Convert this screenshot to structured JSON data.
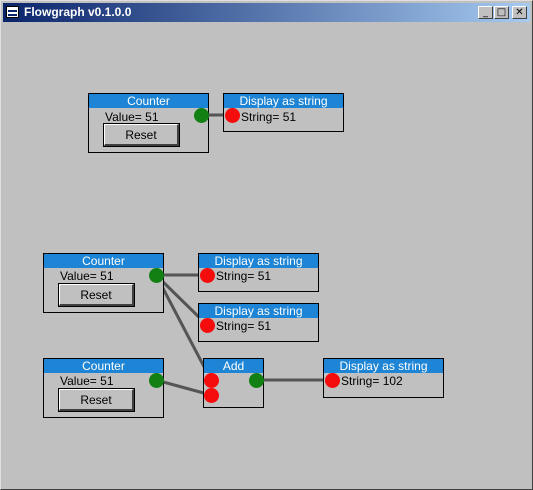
{
  "window": {
    "title": "Flowgraph v0.1.0.0",
    "controls": {
      "minimize": "_",
      "maximize": "□",
      "close": "✕"
    }
  },
  "nodes": {
    "counter1": {
      "title": "Counter",
      "value_text": "Value= 51",
      "button": "Reset"
    },
    "display1": {
      "title": "Display as string",
      "text": "String= 51"
    },
    "counter2": {
      "title": "Counter",
      "value_text": "Value= 51",
      "button": "Reset"
    },
    "display2": {
      "title": "Display as string",
      "text": "String= 51"
    },
    "display3": {
      "title": "Display as string",
      "text": "String= 51"
    },
    "counter3": {
      "title": "Counter",
      "value_text": "Value= 51",
      "button": "Reset"
    },
    "add1": {
      "title": "Add"
    },
    "display4": {
      "title": "Display as string",
      "text": "String= 102"
    }
  },
  "colors": {
    "node_header": "#1d84d6",
    "output_port": "#128012",
    "input_port": "#f50d0d",
    "wire": "#555555"
  }
}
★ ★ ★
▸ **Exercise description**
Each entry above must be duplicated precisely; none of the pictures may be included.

▸ **Written response**
Convert this screenshot to structured JSON data.
{
  "window": {
    "title": "Flowgraph v0.1.0.0",
    "controls": {
      "minimize": "_",
      "maximize": "□",
      "close": "✕"
    }
  },
  "nodes": {
    "counter1": {
      "title": "Counter",
      "value_text": "Value= 51",
      "button": "Reset"
    },
    "display1": {
      "title": "Display as string",
      "text": "String= 51"
    },
    "counter2": {
      "title": "Counter",
      "value_text": "Value= 51",
      "button": "Reset"
    },
    "display2": {
      "title": "Display as string",
      "text": "String= 51"
    },
    "display3": {
      "title": "Display as string",
      "text": "String= 51"
    },
    "counter3": {
      "title": "Counter",
      "value_text": "Value= 51",
      "button": "Reset"
    },
    "add1": {
      "title": "Add"
    },
    "display4": {
      "title": "Display as string",
      "text": "String= 102"
    }
  },
  "colors": {
    "node_header": "#1d84d6",
    "output_port": "#128012",
    "input_port": "#f50d0d",
    "wire": "#555555"
  }
}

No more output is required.